What to do | The answer should consist of each line below that contains the word "通话免费".

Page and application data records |
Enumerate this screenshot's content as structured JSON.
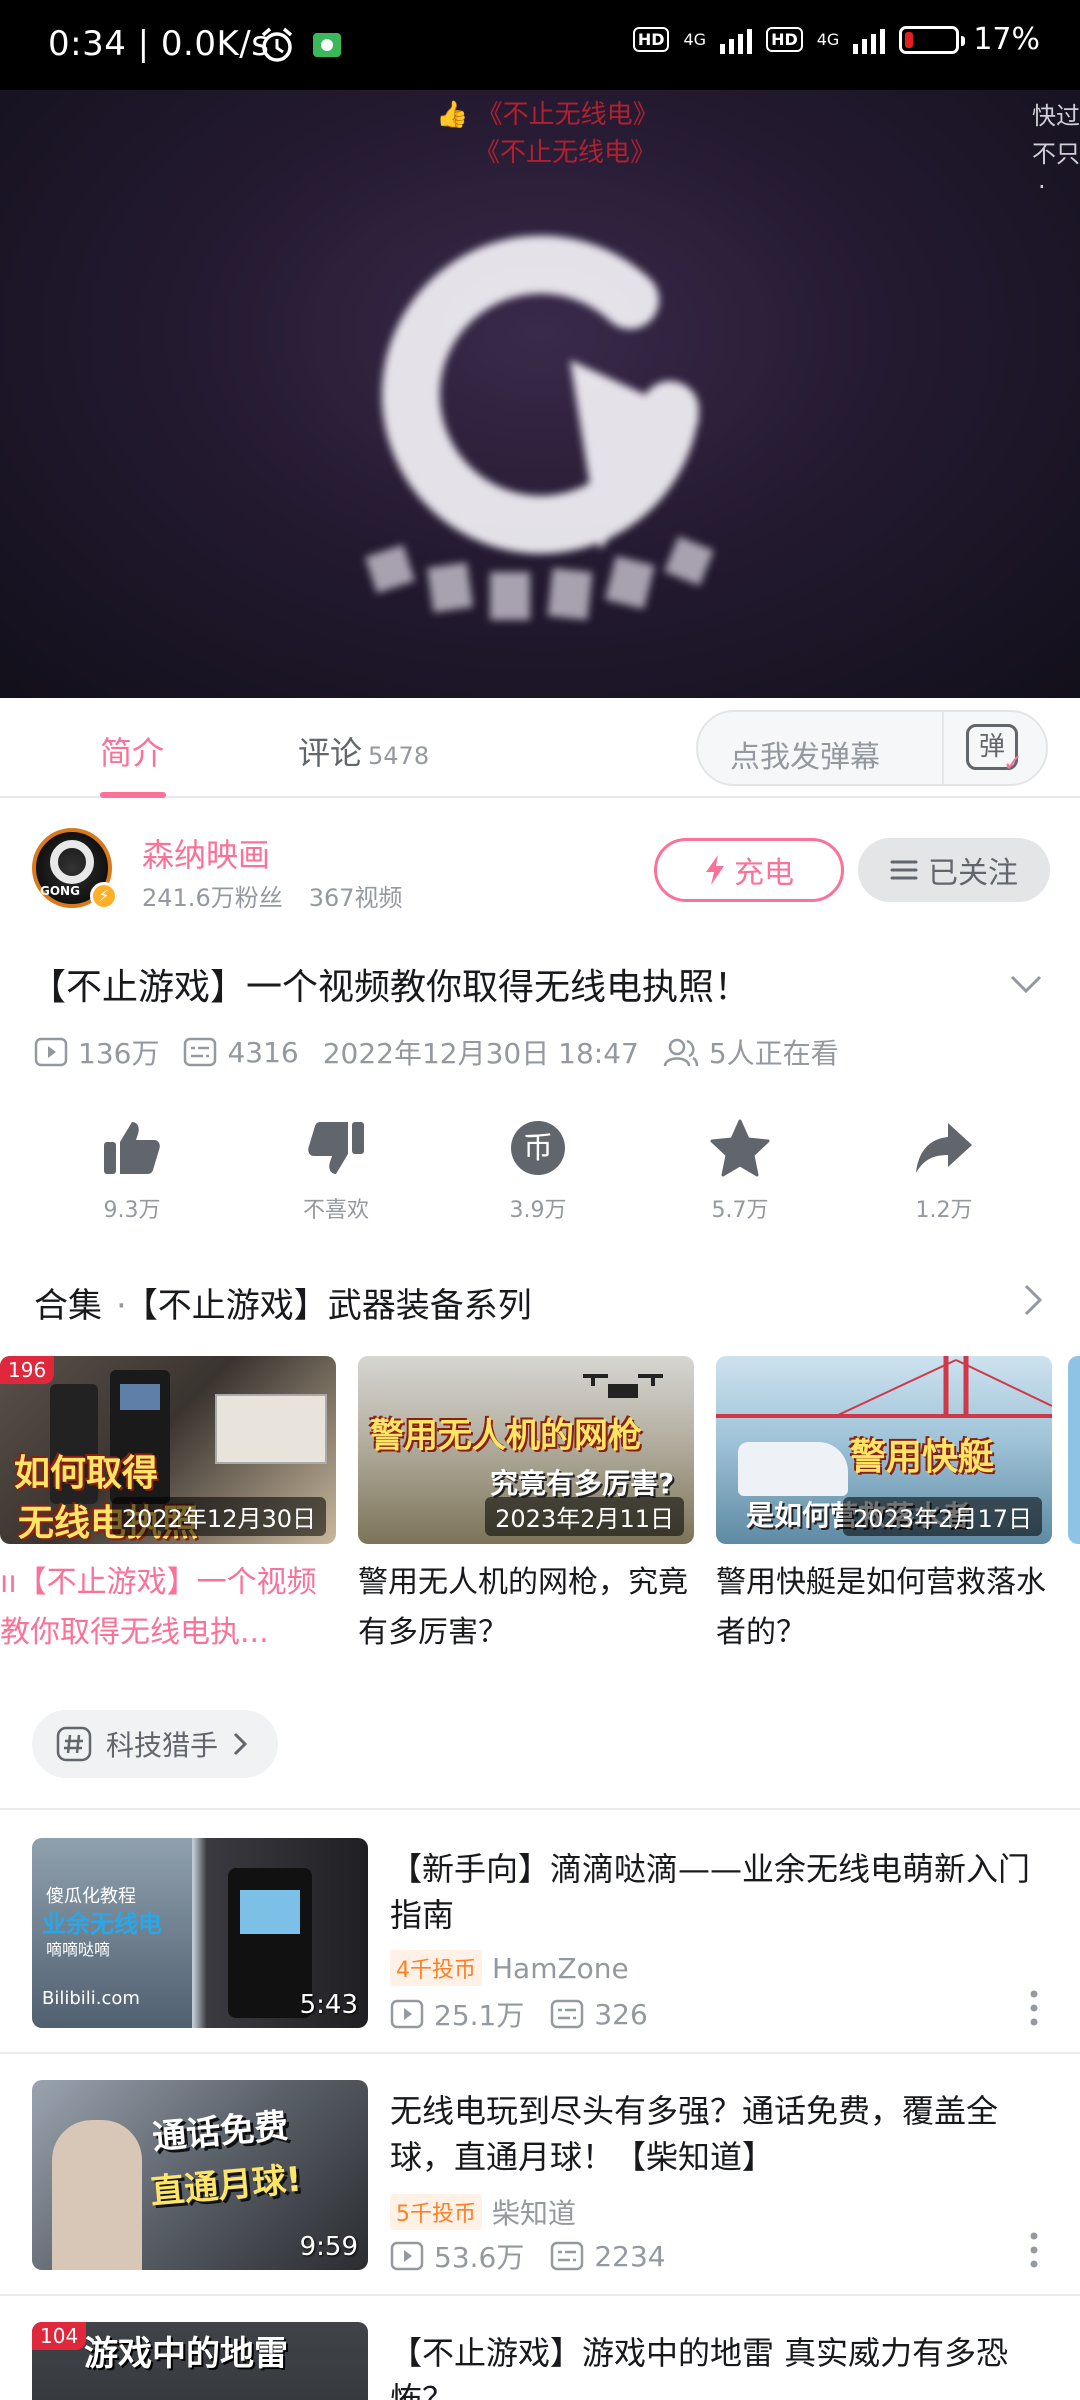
{
  "status_bar": {
    "time": "0:34 | 0.0K/s",
    "network_1": "4G",
    "network_2": "4G",
    "hd_1": "HD",
    "hd_2": "HD",
    "battery": "17%",
    "battery_level": 0.17,
    "icons": [
      "alarm-icon",
      "wallet-icon",
      "signal-icon",
      "battery-icon"
    ]
  },
  "player": {
    "danmaku": [
      "《不止无线电》",
      "《不止无线电》"
    ],
    "side_text": [
      "快过",
      "不只",
      "."
    ]
  },
  "tabs": {
    "intro": "简介",
    "comments": "评论",
    "comments_count": "5478",
    "danmaku_placeholder": "点我发弹幕",
    "danmaku_icon_char": "弹"
  },
  "uploader": {
    "name": "森纳映画",
    "fans": "241.6万粉丝",
    "videos": "367视频",
    "avatar_text": "GONG",
    "charge_label": "充电",
    "follow_label": "已关注"
  },
  "video": {
    "title": "【不止游戏】一个视频教你取得无线电执照！",
    "views": "136万",
    "danmaku_count": "4316",
    "date": "2022年12月30日 18:47",
    "watching": "5人正在看"
  },
  "actions": [
    {
      "label": "9.3万",
      "icon": "like-icon"
    },
    {
      "label": "不喜欢",
      "icon": "dislike-icon"
    },
    {
      "label": "3.9万",
      "icon": "coin-icon",
      "glyph": "币"
    },
    {
      "label": "5.7万",
      "icon": "favorite-icon"
    },
    {
      "label": "1.2万",
      "icon": "share-icon"
    }
  ],
  "collection": {
    "label": "合集",
    "dot": "·",
    "name": "【不止游戏】武器装备系列"
  },
  "collection_items": [
    {
      "badge": "196",
      "thumb_big": "如何取得",
      "thumb_big2": "无线电执照",
      "date": "2022年12月30日",
      "title": "【不止游戏】一个视频教你取得无线电执..."
    },
    {
      "thumb_big": "警用无人机的网枪",
      "thumb_small": "究竟有多厉害?",
      "date": "2023年2月11日",
      "title": "警用无人机的网枪，究竟有多厉害？"
    },
    {
      "thumb_big": "警用快艇",
      "thumb_small": "是如何营救落水者",
      "date": "2023年2月17日",
      "title": "警用快艇是如何营救落水者的？"
    }
  ],
  "tag": {
    "label": "科技猎手"
  },
  "recommendations": [
    {
      "title": "【新手向】滴滴哒滴——业余无线电萌新入门指南",
      "coin": "4千投币",
      "uploader": "HamZone",
      "views": "25.1万",
      "danmaku": "326",
      "duration": "5:43",
      "thumb_texts": [
        "傻瓜化教程",
        "业余无线电",
        "嘀嘀哒嘀",
        "Bilibili.com"
      ]
    },
    {
      "title": "无线电玩到尽头有多强？通话免费，覆盖全球，直通月球！【柴知道】",
      "coin": "5千投币",
      "uploader": "柴知道",
      "views": "53.6万",
      "danmaku": "2234",
      "duration": "9:59",
      "thumb_texts": [
        "通话免费",
        "直通月球!"
      ]
    },
    {
      "title": "【不止游戏】游戏中的地雷 真实威力有多恐怖？",
      "badge": "104",
      "thumb_texts": [
        "游戏中的地雷"
      ]
    }
  ]
}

Finished exercise |
      "title": "无线电玩到尽头有多强？通话免费，覆盖全球，直通月球！【柴知道】",
        "通话免费",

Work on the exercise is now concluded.